**ACTION ITEM:** What you return should match the material below line for line, except that no image appears in it.

**RECORDS FOR THIS EXERCISE:**
------------------------
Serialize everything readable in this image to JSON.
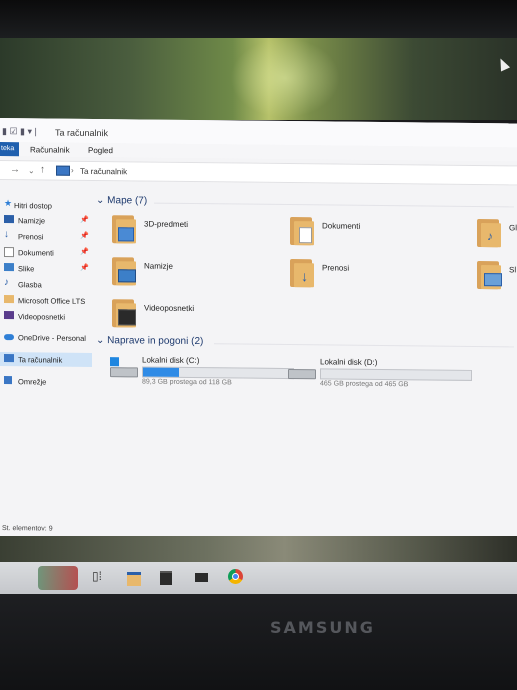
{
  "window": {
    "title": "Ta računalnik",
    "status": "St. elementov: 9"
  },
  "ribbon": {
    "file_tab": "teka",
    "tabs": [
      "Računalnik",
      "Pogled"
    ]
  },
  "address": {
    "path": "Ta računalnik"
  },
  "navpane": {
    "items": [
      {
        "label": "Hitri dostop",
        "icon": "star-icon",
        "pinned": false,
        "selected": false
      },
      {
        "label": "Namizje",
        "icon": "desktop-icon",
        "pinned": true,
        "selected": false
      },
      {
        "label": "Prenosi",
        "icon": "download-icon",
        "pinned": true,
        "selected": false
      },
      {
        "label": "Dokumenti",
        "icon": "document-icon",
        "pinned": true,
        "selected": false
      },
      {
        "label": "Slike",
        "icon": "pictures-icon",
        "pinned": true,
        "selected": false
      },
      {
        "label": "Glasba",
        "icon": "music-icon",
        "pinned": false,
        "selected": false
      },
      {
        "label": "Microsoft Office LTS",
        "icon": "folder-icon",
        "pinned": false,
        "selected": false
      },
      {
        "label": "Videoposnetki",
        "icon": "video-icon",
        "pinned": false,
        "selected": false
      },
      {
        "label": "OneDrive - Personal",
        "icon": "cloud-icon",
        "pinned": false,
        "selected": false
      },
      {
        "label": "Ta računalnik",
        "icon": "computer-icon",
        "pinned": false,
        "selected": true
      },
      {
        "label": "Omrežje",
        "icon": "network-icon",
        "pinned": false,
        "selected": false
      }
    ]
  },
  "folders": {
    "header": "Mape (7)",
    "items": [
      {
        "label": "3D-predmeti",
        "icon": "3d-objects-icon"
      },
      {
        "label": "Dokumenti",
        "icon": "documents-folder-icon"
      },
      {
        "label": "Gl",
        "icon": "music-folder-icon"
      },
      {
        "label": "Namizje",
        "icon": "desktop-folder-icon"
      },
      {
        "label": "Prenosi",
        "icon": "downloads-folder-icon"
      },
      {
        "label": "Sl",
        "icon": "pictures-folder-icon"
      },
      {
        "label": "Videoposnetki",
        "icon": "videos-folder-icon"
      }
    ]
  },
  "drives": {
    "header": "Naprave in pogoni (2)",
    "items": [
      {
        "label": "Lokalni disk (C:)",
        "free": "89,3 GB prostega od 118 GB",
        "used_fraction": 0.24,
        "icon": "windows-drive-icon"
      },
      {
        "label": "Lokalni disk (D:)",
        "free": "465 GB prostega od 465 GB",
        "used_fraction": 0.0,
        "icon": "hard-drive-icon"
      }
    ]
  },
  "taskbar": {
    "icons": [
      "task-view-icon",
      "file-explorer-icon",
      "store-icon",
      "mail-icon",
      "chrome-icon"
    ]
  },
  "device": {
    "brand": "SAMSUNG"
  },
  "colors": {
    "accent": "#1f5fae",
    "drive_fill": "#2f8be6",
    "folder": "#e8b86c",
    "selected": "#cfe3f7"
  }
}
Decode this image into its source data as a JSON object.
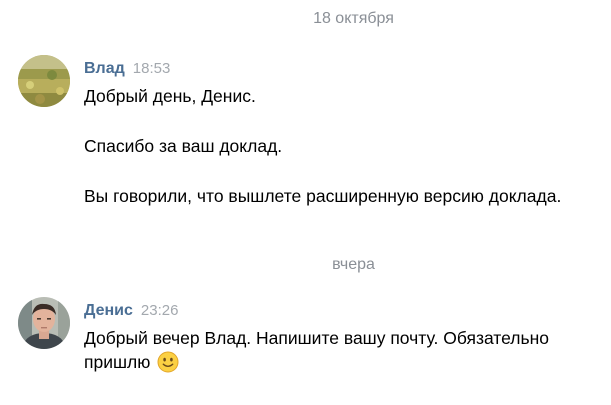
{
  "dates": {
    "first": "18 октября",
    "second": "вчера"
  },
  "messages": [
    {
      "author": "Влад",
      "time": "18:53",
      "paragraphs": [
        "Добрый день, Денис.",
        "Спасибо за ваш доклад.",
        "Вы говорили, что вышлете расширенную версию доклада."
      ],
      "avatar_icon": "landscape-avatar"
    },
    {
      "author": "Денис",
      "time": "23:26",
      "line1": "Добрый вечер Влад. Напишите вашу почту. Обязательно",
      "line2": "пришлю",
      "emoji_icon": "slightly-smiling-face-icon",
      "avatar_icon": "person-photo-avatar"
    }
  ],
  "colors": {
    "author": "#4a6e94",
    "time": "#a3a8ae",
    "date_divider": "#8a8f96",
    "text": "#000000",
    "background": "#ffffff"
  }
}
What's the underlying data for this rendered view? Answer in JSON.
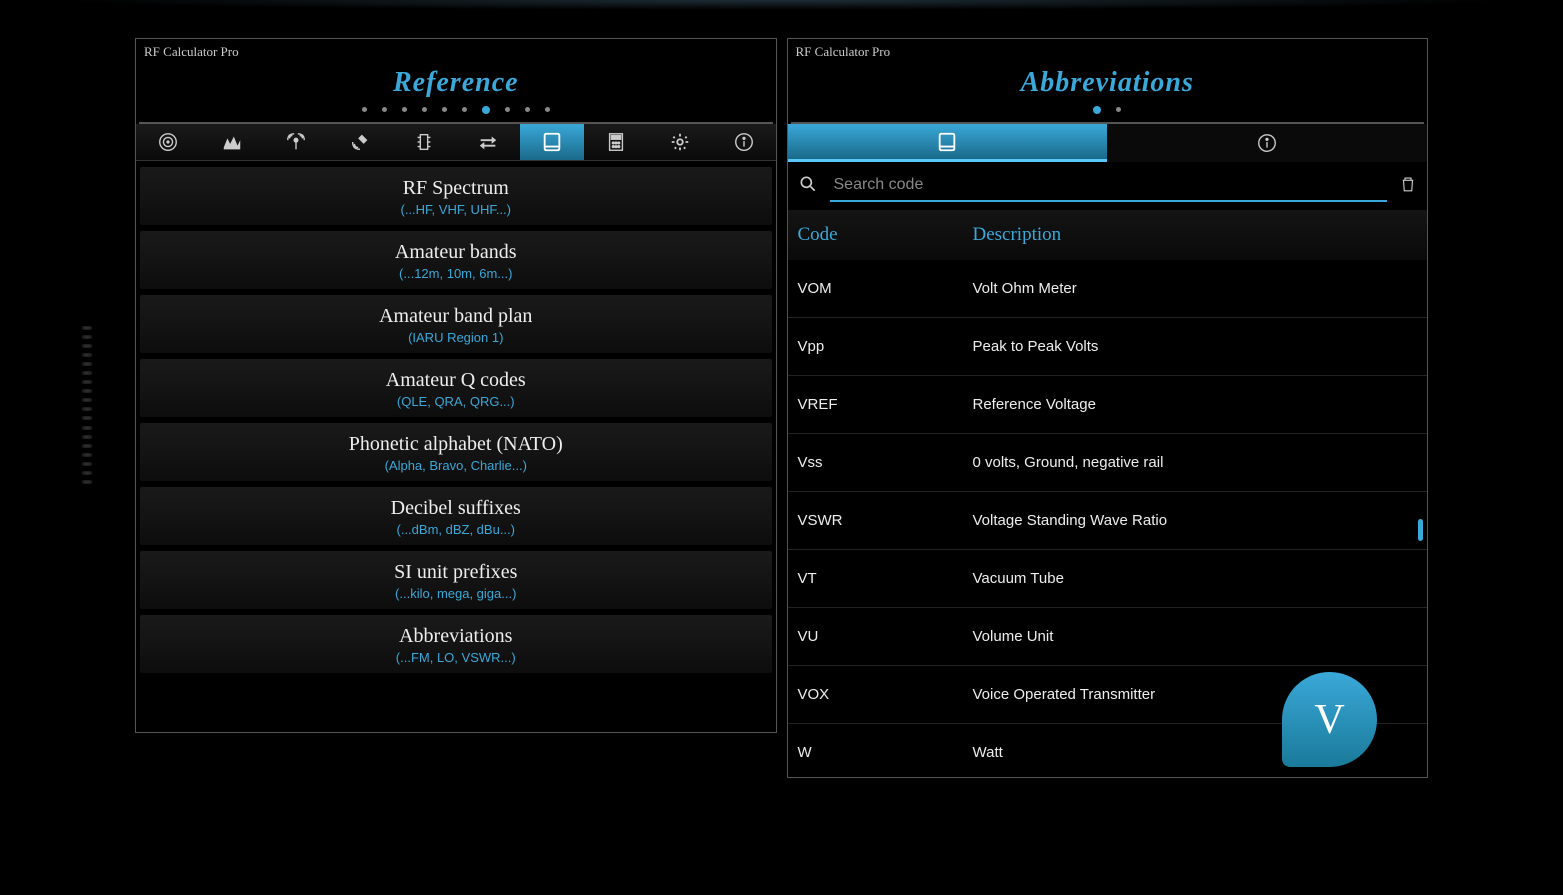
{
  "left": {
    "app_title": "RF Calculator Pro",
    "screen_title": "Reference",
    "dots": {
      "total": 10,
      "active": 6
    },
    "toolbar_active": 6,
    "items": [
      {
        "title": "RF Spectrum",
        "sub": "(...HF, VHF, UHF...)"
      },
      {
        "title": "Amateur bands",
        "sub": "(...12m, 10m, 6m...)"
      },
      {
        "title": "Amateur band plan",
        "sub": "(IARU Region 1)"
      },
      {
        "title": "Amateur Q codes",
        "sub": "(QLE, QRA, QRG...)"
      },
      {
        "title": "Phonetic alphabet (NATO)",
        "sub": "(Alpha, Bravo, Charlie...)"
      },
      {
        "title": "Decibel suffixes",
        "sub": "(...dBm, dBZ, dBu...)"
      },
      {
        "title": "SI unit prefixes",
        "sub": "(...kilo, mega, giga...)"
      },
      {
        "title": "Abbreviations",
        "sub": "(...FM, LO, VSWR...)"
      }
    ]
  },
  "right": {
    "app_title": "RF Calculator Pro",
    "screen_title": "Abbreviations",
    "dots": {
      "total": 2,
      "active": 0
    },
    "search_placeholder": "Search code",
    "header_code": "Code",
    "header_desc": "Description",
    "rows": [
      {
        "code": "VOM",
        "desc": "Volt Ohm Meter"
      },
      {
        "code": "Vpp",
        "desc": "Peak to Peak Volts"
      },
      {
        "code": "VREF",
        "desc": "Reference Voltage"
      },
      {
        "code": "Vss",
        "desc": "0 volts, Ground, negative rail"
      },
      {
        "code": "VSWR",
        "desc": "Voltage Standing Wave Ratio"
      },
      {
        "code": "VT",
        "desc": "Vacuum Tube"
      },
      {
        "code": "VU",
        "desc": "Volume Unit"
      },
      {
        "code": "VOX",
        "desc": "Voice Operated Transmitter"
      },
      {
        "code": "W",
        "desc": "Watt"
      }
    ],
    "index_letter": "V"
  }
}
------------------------
**FINISHED EXERCISE:**
Serialize everything readable in this image to JSON.
{
  "window": {
    "title": "Ta računalnik",
    "status": "St. elementov: 9"
  },
  "ribbon": {
    "file_tab": "teka",
    "tabs": [
      "Računalnik",
      "Pogled"
    ]
  },
  "address": {
    "path": "Ta računalnik"
  },
  "navpane": {
    "items": [
      {
        "label": "Hitri dostop",
        "icon": "star-icon",
        "pinned": false,
        "selected": false
      },
      {
        "label": "Namizje",
        "icon": "desktop-icon",
        "pinned": true,
        "selected": false
      },
      {
        "label": "Prenosi",
        "icon": "download-icon",
        "pinned": true,
        "selected": false
      },
      {
        "label": "Dokumenti",
        "icon": "document-icon",
        "pinned": true,
        "selected": false
      },
      {
        "label": "Slike",
        "icon": "pictures-icon",
        "pinned": true,
        "selected": false
      },
      {
        "label": "Glasba",
        "icon": "music-icon",
        "pinned": false,
        "selected": false
      },
      {
        "label": "Microsoft Office LTS",
        "icon": "folder-icon",
        "pinned": false,
        "selected": false
      },
      {
        "label": "Videoposnetki",
        "icon": "video-icon",
        "pinned": false,
        "selected": false
      },
      {
        "label": "OneDrive - Personal",
        "icon": "cloud-icon",
        "pinned": false,
        "selected": false
      },
      {
        "label": "Ta računalnik",
        "icon": "computer-icon",
        "pinned": false,
        "selected": true
      },
      {
        "label": "Omrežje",
        "icon": "network-icon",
        "pinned": false,
        "selected": false
      }
    ]
  },
  "folders": {
    "header": "Mape (7)",
    "items": [
      {
        "label": "3D-predmeti",
        "icon": "3d-objects-icon"
      },
      {
        "label": "Dokumenti",
        "icon": "documents-folder-icon"
      },
      {
        "label": "Gl",
        "icon": "music-folder-icon"
      },
      {
        "label": "Namizje",
        "icon": "desktop-folder-icon"
      },
      {
        "label": "Prenosi",
        "icon": "downloads-folder-icon"
      },
      {
        "label": "Sl",
        "icon": "pictures-folder-icon"
      },
      {
        "label": "Videoposnetki",
        "icon": "videos-folder-icon"
      }
    ]
  },
  "drives": {
    "header": "Naprave in pogoni (2)",
    "items": [
      {
        "label": "Lokalni disk (C:)",
        "free": "89,3 GB prostega od 118 GB",
        "used_fraction": 0.24,
        "icon": "windows-drive-icon"
      },
      {
        "label": "Lokalni disk (D:)",
        "free": "465 GB prostega od 465 GB",
        "used_fraction": 0.0,
        "icon": "hard-drive-icon"
      }
    ]
  },
  "taskbar": {
    "icons": [
      "task-view-icon",
      "file-explorer-icon",
      "store-icon",
      "mail-icon",
      "chrome-icon"
    ]
  },
  "device": {
    "brand": "SAMSUNG"
  },
  "colors": {
    "accent": "#1f5fae",
    "drive_fill": "#2f8be6",
    "folder": "#e8b86c",
    "selected": "#cfe3f7"
  }
}
Decode this image into its source data as a JSON object.
{
  "dates": {
    "first": "18 октября",
    "second": "вчера"
  },
  "messages": [
    {
      "author": "Влад",
      "time": "18:53",
      "paragraphs": [
        "Добрый день, Денис.",
        "Спасибо за ваш доклад.",
        "Вы говорили, что вышлете расширенную версию доклада."
      ],
      "avatar_icon": "landscape-avatar"
    },
    {
      "author": "Денис",
      "time": "23:26",
      "line1": "Добрый вечер Влад. Напишите вашу почту. Обязательно",
      "line2": "пришлю",
      "emoji_icon": "slightly-smiling-face-icon",
      "avatar_icon": "person-photo-avatar"
    }
  ],
  "colors": {
    "author": "#4a6e94",
    "time": "#a3a8ae",
    "date_divider": "#8a8f96",
    "text": "#000000",
    "background": "#ffffff"
  }
}
What's the underlying data for this rendered view? Answer in JSON.
{
  "left": {
    "app_title": "RF Calculator Pro",
    "screen_title": "Reference",
    "dots": {
      "total": 10,
      "active": 6
    },
    "toolbar_active": 6,
    "items": [
      {
        "title": "RF Spectrum",
        "sub": "(...HF, VHF, UHF...)"
      },
      {
        "title": "Amateur bands",
        "sub": "(...12m, 10m, 6m...)"
      },
      {
        "title": "Amateur band plan",
        "sub": "(IARU Region 1)"
      },
      {
        "title": "Amateur Q codes",
        "sub": "(QLE, QRA, QRG...)"
      },
      {
        "title": "Phonetic alphabet (NATO)",
        "sub": "(Alpha, Bravo, Charlie...)"
      },
      {
        "title": "Decibel suffixes",
        "sub": "(...dBm, dBZ, dBu...)"
      },
      {
        "title": "SI unit prefixes",
        "sub": "(...kilo, mega, giga...)"
      },
      {
        "title": "Abbreviations",
        "sub": "(...FM, LO, VSWR...)"
      }
    ]
  },
  "right": {
    "app_title": "RF Calculator Pro",
    "screen_title": "Abbreviations",
    "dots": {
      "total": 2,
      "active": 0
    },
    "search_placeholder": "Search code",
    "header_code": "Code",
    "header_desc": "Description",
    "rows": [
      {
        "code": "VOM",
        "desc": "Volt Ohm Meter"
      },
      {
        "code": "Vpp",
        "desc": "Peak to Peak Volts"
      },
      {
        "code": "VREF",
        "desc": "Reference Voltage"
      },
      {
        "code": "Vss",
        "desc": "0 volts, Ground, negative rail"
      },
      {
        "code": "VSWR",
        "desc": "Voltage Standing Wave Ratio"
      },
      {
        "code": "VT",
        "desc": "Vacuum Tube"
      },
      {
        "code": "VU",
        "desc": "Volume Unit"
      },
      {
        "code": "VOX",
        "desc": "Voice Operated Transmitter"
      },
      {
        "code": "W",
        "desc": "Watt"
      }
    ],
    "index_letter": "V"
  }
}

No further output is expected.